* [Work to complete]:
Output the records exactly, with no line skipped.
-------- Dataset entries
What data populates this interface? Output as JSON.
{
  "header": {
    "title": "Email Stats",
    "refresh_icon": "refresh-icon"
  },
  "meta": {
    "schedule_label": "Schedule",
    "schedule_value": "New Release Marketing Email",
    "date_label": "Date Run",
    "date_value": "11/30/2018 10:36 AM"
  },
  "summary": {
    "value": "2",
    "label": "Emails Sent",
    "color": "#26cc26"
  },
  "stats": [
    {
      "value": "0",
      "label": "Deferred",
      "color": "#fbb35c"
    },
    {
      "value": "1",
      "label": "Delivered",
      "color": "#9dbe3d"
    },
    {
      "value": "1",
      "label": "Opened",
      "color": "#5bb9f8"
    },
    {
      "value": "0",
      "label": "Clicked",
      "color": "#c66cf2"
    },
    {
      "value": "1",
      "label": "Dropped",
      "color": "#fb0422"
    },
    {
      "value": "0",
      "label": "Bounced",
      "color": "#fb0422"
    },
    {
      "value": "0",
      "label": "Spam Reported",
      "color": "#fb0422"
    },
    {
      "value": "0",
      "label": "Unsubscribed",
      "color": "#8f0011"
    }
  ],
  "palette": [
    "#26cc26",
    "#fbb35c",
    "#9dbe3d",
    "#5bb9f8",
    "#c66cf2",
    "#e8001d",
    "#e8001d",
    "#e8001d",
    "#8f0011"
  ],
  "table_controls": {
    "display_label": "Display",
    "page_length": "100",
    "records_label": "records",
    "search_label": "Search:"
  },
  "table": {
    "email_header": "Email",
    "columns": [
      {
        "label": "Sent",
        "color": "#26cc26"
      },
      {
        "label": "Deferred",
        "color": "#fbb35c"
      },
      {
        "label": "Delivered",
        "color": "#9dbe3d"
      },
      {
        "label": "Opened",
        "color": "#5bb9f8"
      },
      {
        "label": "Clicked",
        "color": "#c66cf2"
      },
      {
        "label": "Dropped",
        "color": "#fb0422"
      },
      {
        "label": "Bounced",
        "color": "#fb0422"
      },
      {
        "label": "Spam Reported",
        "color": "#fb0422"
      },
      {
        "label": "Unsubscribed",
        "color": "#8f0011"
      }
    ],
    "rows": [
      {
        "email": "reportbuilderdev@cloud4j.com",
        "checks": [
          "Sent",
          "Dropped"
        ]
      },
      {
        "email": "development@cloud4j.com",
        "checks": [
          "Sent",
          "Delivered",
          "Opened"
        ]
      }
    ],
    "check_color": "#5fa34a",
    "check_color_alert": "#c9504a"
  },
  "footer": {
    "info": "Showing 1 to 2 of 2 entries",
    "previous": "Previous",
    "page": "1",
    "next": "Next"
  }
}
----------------
* [Result of the exercise]:
What data populates this interface? Output as JSON.
{
  "header": {
    "title": "Email Stats",
    "refresh_icon": "refresh-icon"
  },
  "meta": {
    "schedule_label": "Schedule",
    "schedule_value": "New Release Marketing Email",
    "date_label": "Date Run",
    "date_value": "11/30/2018 10:36 AM"
  },
  "summary": {
    "value": "2",
    "label": "Emails Sent",
    "color": "#26cc26"
  },
  "stats": [
    {
      "value": "0",
      "label": "Deferred",
      "color": "#fbb35c"
    },
    {
      "value": "1",
      "label": "Delivered",
      "color": "#9dbe3d"
    },
    {
      "value": "1",
      "label": "Opened",
      "color": "#5bb9f8"
    },
    {
      "value": "0",
      "label": "Clicked",
      "color": "#c66cf2"
    },
    {
      "value": "1",
      "label": "Dropped",
      "color": "#fb0422"
    },
    {
      "value": "0",
      "label": "Bounced",
      "color": "#fb0422"
    },
    {
      "value": "0",
      "label": "Spam Reported",
      "color": "#fb0422"
    },
    {
      "value": "0",
      "label": "Unsubscribed",
      "color": "#8f0011"
    }
  ],
  "palette": [
    "#26cc26",
    "#fbb35c",
    "#9dbe3d",
    "#5bb9f8",
    "#c66cf2",
    "#e8001d",
    "#e8001d",
    "#e8001d",
    "#8f0011"
  ],
  "table_controls": {
    "display_label": "Display",
    "page_length": "100",
    "records_label": "records",
    "search_label": "Search:"
  },
  "table": {
    "email_header": "Email",
    "columns": [
      {
        "label": "Sent",
        "color": "#26cc26"
      },
      {
        "label": "Deferred",
        "color": "#fbb35c"
      },
      {
        "label": "Delivered",
        "color": "#9dbe3d"
      },
      {
        "label": "Opened",
        "color": "#5bb9f8"
      },
      {
        "label": "Clicked",
        "color": "#c66cf2"
      },
      {
        "label": "Dropped",
        "color": "#fb0422"
      },
      {
        "label": "Bounced",
        "color": "#fb0422"
      },
      {
        "label": "Spam Reported",
        "color": "#fb0422"
      },
      {
        "label": "Unsubscribed",
        "color": "#8f0011"
      }
    ],
    "rows": [
      {
        "email": "reportbuilderdev@cloud4j.com",
        "checks": [
          "Sent",
          "Dropped"
        ]
      },
      {
        "email": "development@cloud4j.com",
        "checks": [
          "Sent",
          "Delivered",
          "Opened"
        ]
      }
    ],
    "check_color": "#5fa34a",
    "check_color_alert": "#c9504a"
  },
  "footer": {
    "info": "Showing 1 to 2 of 2 entries",
    "previous": "Previous",
    "page": "1",
    "next": "Next"
  }
}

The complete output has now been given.